=== Section Start ===

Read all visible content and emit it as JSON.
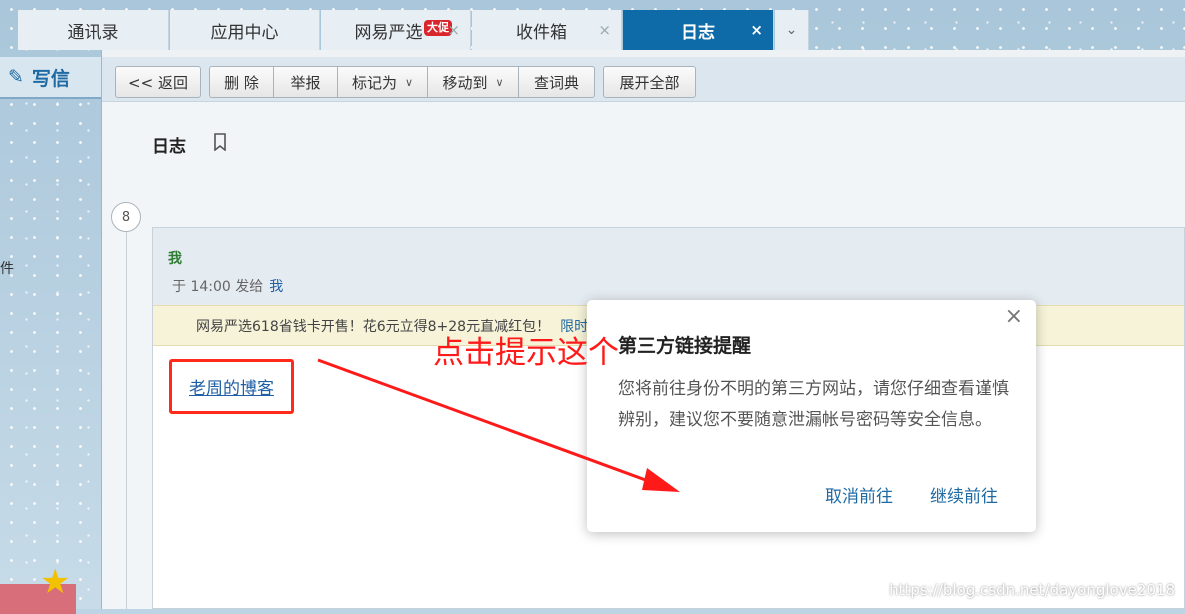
{
  "tabs": [
    {
      "label": "通讯录",
      "active": false
    },
    {
      "label": "应用中心",
      "active": false
    },
    {
      "label": "网易严选",
      "badge": "大促",
      "active": false
    },
    {
      "label": "收件箱",
      "active": false
    },
    {
      "label": "日志",
      "active": true
    }
  ],
  "tab_close_glyph": "×",
  "tab_more_glyph": "⌄",
  "sidebar": {
    "compose_label": "写信",
    "partial_item": "件"
  },
  "toolbar": {
    "back": "<< 返回",
    "delete": "删 除",
    "report": "举报",
    "mark_as": "标记为",
    "move_to": "移动到",
    "dictionary": "查词典",
    "expand_all": "展开全部"
  },
  "mail": {
    "subject": "日志",
    "thread_count": "8",
    "sender": "我",
    "time_prefix": "于 14:00 发给",
    "recipient": "我",
    "ad_text": "网易严选618省钱卡开售！花6元立得8+28元直减红包！",
    "ad_link": "限时抢！>>",
    "body_link": "老周的博客"
  },
  "annotation": {
    "text": "点击提示这个",
    "color": "#ff1a1a"
  },
  "dialog": {
    "title": "第三方链接提醒",
    "body": "您将前往身份不明的第三方网站，请您仔细查看谨慎辨别，建议您不要随意泄漏帐号密码等安全信息。",
    "cancel": "取消前往",
    "continue": "继续前往",
    "close_glyph": "×"
  },
  "watermark": "https://blog.csdn.net/dayonglove2018",
  "colors": {
    "active_tab": "#0e6ba8",
    "link": "#1f5fa6",
    "highlight": "#ff2a1a"
  }
}
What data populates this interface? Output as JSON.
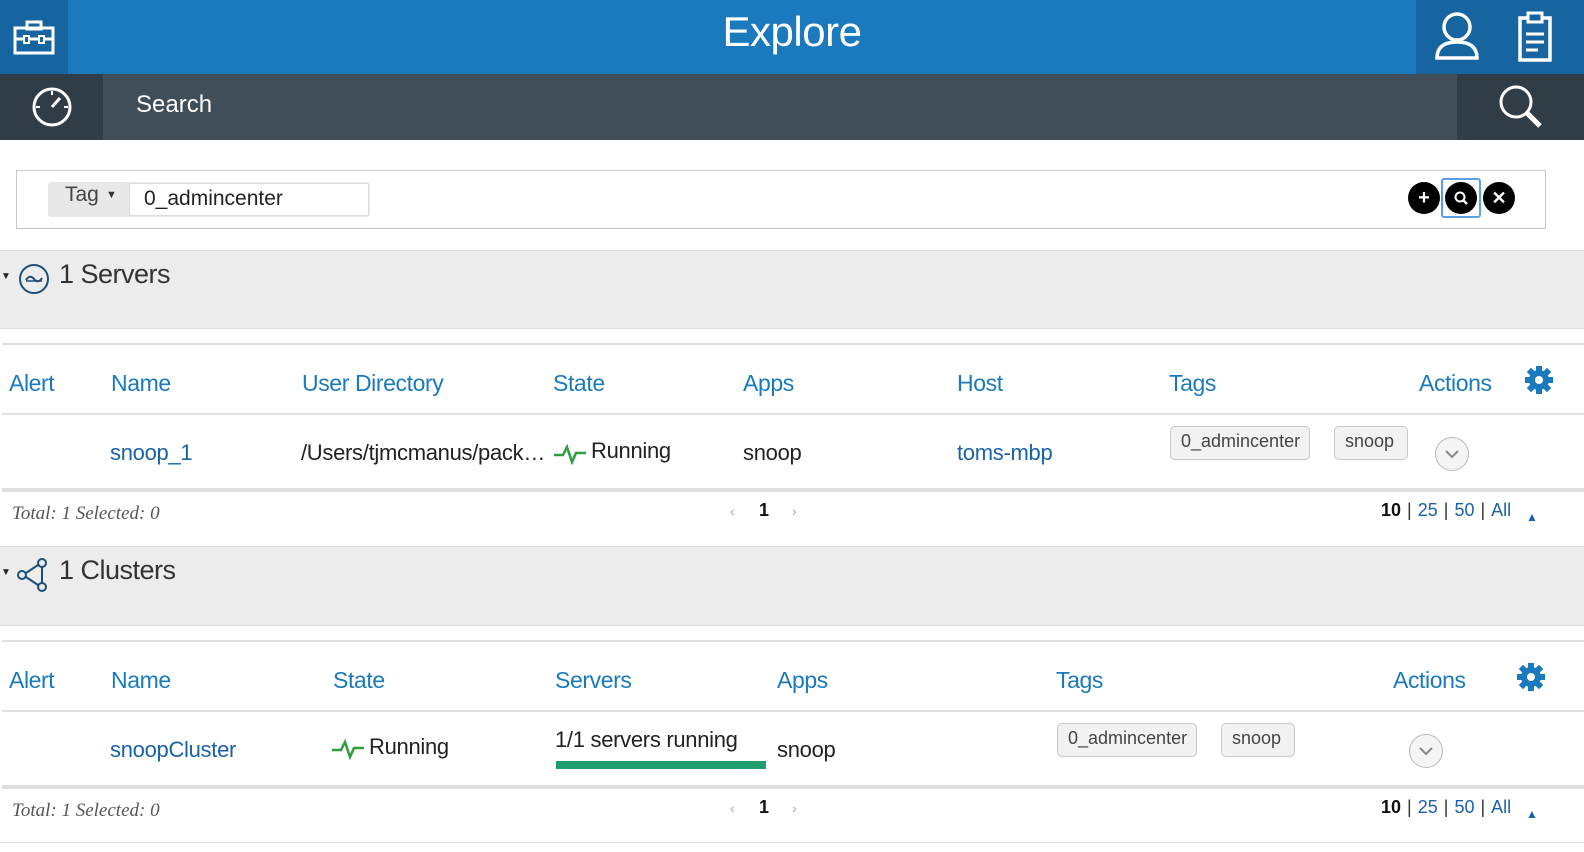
{
  "header": {
    "title": "Explore"
  },
  "subheader": {
    "label": "Search"
  },
  "search": {
    "filter_type": "Tag",
    "filter_value": "0_admincenter"
  },
  "servers_section": {
    "heading": "1 Servers",
    "columns": [
      "Alert",
      "Name",
      "User Directory",
      "State",
      "Apps",
      "Host",
      "Tags",
      "Actions"
    ],
    "rows": [
      {
        "name": "snoop_1",
        "user_directory": "/Users/tjmcmanus/pack…",
        "state": "Running",
        "apps": "snoop",
        "host": "toms-mbp",
        "tags": [
          "0_admincenter",
          "snoop"
        ]
      }
    ],
    "footer": {
      "total_text": "Total: 1 Selected: 0",
      "page": "1",
      "page_sizes": [
        "10",
        "25",
        "50",
        "All"
      ]
    }
  },
  "clusters_section": {
    "heading": "1 Clusters",
    "columns": [
      "Alert",
      "Name",
      "State",
      "Servers",
      "Apps",
      "Tags",
      "Actions"
    ],
    "rows": [
      {
        "name": "snoopCluster",
        "state": "Running",
        "servers": "1/1 servers running",
        "servers_running_fraction": 1.0,
        "apps": "snoop",
        "tags": [
          "0_admincenter",
          "snoop"
        ]
      }
    ],
    "footer": {
      "total_text": "Total: 1 Selected: 0",
      "page": "1",
      "page_sizes": [
        "10",
        "25",
        "50",
        "All"
      ]
    }
  },
  "colors": {
    "header_blue": "#1a7abd",
    "subbar_dark": "#404e59",
    "running_green": "#1e9e6c",
    "link_blue": "#1a62a8"
  }
}
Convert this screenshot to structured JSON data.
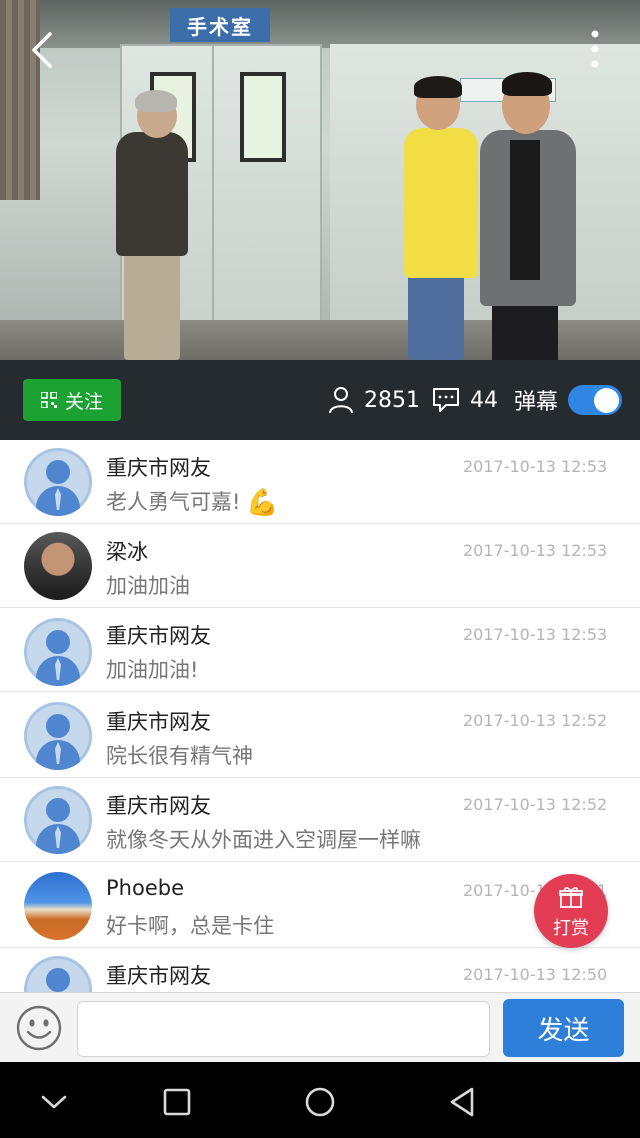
{
  "video": {
    "sign_text": "手术室"
  },
  "stats": {
    "follow_label": "关注",
    "viewer_count": "2851",
    "comment_count": "44",
    "danmu_label": "弹幕",
    "danmu_enabled": true
  },
  "comments": [
    {
      "name": "重庆市网友",
      "time": "2017-10-13 12:53",
      "text": "老人勇气可嘉!",
      "emoji": "💪",
      "avatar": "default"
    },
    {
      "name": "梁冰",
      "time": "2017-10-13 12:53",
      "text": "加油加油",
      "avatar": "photo-man"
    },
    {
      "name": "重庆市网友",
      "time": "2017-10-13 12:53",
      "text": "加油加油!",
      "avatar": "default"
    },
    {
      "name": "重庆市网友",
      "time": "2017-10-13 12:52",
      "text": "院长很有精气神",
      "avatar": "default"
    },
    {
      "name": "重庆市网友",
      "time": "2017-10-13 12:52",
      "text": "就像冬天从外面进入空调屋一样嘛",
      "avatar": "default"
    },
    {
      "name": "Phoebe",
      "time": "2017-10-13 12:51",
      "text": "好卡啊，总是卡住",
      "avatar": "photo-landscape"
    },
    {
      "name": "重庆市网友",
      "time": "2017-10-13 12:50",
      "text": "",
      "avatar": "default"
    }
  ],
  "tip_button": {
    "label": "打赏"
  },
  "input_bar": {
    "placeholder": "",
    "send_label": "发送"
  },
  "icons": {
    "back": "back-arrow-icon",
    "more": "more-vertical-icon",
    "follow": "qr-grid-icon",
    "viewers": "person-icon",
    "comments": "comment-bubble-icon",
    "gift": "gift-icon",
    "smile": "smiley-icon",
    "nav_down": "chevron-down-icon",
    "nav_recent": "square-icon",
    "nav_home": "circle-icon",
    "nav_back": "triangle-back-icon"
  },
  "colors": {
    "accent_blue": "#2e7fd9",
    "follow_green": "#1ba233",
    "tip_red": "#e33c55",
    "infobar_bg": "#262b30"
  }
}
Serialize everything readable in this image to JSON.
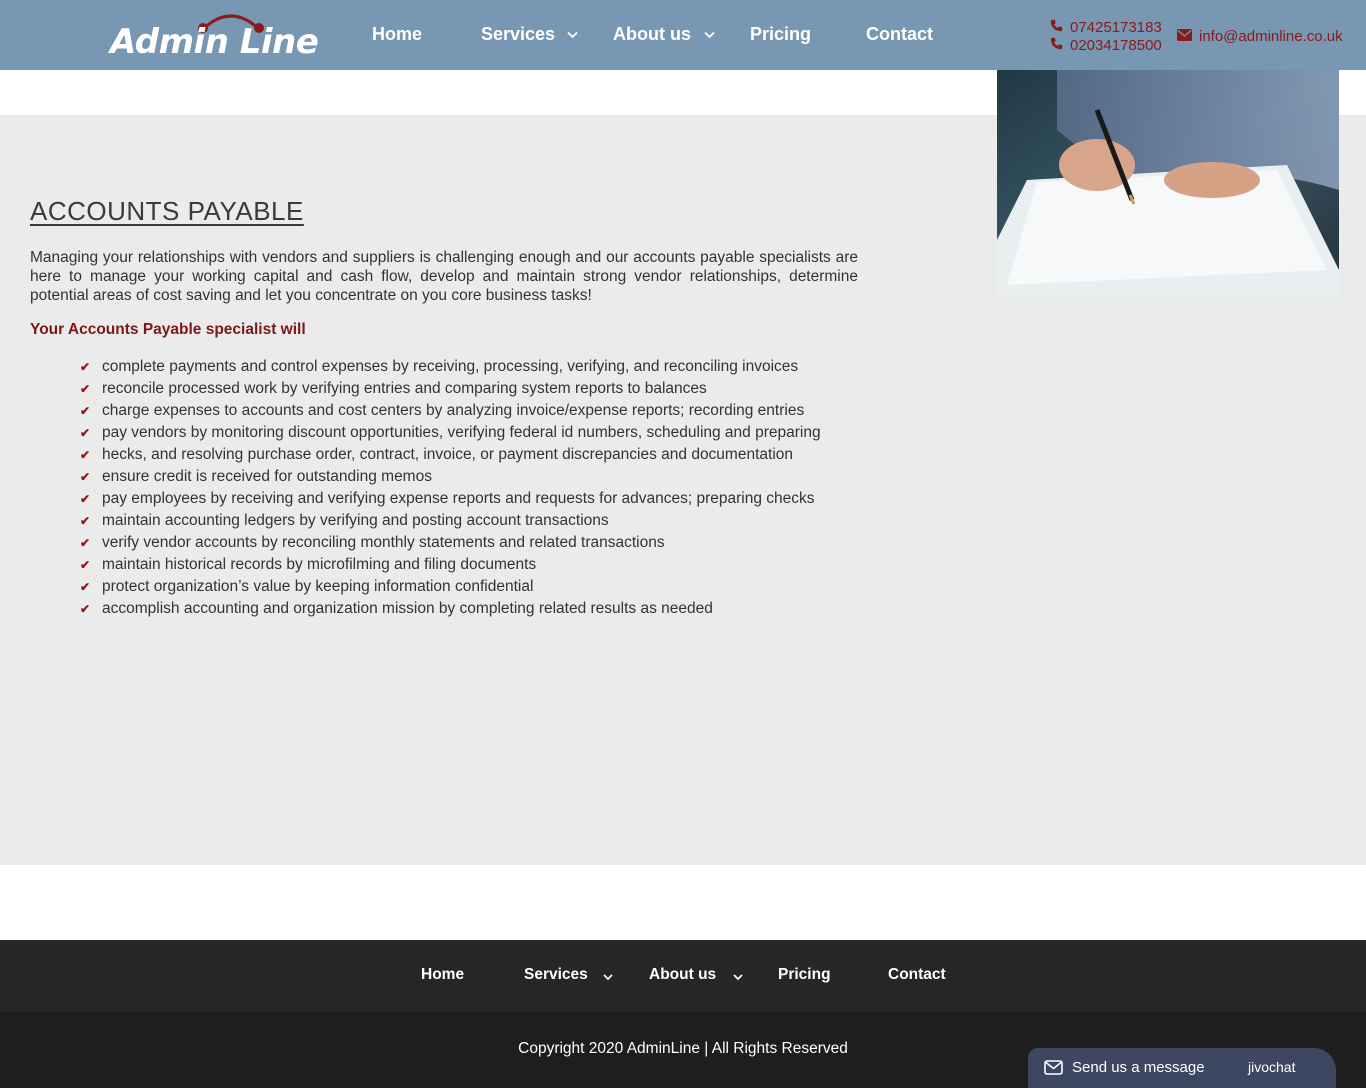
{
  "brand": {
    "logo_text": "Admin Line",
    "accent_color": "#8b1a1a",
    "header_color": "#7797b2"
  },
  "header": {
    "nav": [
      {
        "label": "Home"
      },
      {
        "label": "Services"
      },
      {
        "label": "About us"
      },
      {
        "label": "Pricing"
      },
      {
        "label": "Contact"
      }
    ],
    "phones": [
      "07425173183",
      "02034178500"
    ],
    "email": "info@adminline.co.uk",
    "icons": {
      "phone": "phone-icon",
      "email": "envelope-icon",
      "dropdown": "chevron-down-icon"
    }
  },
  "main": {
    "title": "ACCOUNTS PAYABLE",
    "intro": "Managing your relationships with vendors and suppliers is challenging enough and our accounts payable specialists are here to manage your working capital and cash flow, develop and maintain strong vendor relationships, determine potential areas of cost saving and let you concentrate on you core business tasks!",
    "subhead": "Your Accounts Payable specialist will",
    "duties": [
      "complete payments and control expenses by receiving, processing, verifying, and reconciling invoices",
      "reconcile processed work by verifying entries and comparing system reports to balances",
      "charge expenses to accounts and cost centers by analyzing invoice/expense reports; recording entries",
      "pay vendors by monitoring discount opportunities, verifying federal id numbers, scheduling and preparing",
      "hecks, and resolving purchase order, contract, invoice, or payment discrepancies and documentation",
      "ensure credit is received for outstanding memos",
      "pay employees by receiving and verifying expense reports and requests for advances; preparing checks",
      "maintain accounting ledgers by verifying and posting account transactions",
      "verify vendor accounts by reconciling monthly statements and related transactions",
      "maintain historical records by microfilming and filing documents",
      "protect organization’s value by keeping information confidential",
      "accomplish accounting and organization mission by completing related results as needed"
    ]
  },
  "footer": {
    "nav": [
      {
        "label": "Home"
      },
      {
        "label": "Services"
      },
      {
        "label": "About us"
      },
      {
        "label": "Pricing"
      },
      {
        "label": "Contact"
      }
    ],
    "copyright": "Copyright 2020 AdminLine | All Rights Reserved"
  },
  "chat_widget": {
    "label": "Send us a message",
    "brand": "jivochat"
  }
}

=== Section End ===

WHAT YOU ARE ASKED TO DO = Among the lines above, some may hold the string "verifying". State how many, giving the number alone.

ANSWER FOR THIS EXERCISE = 5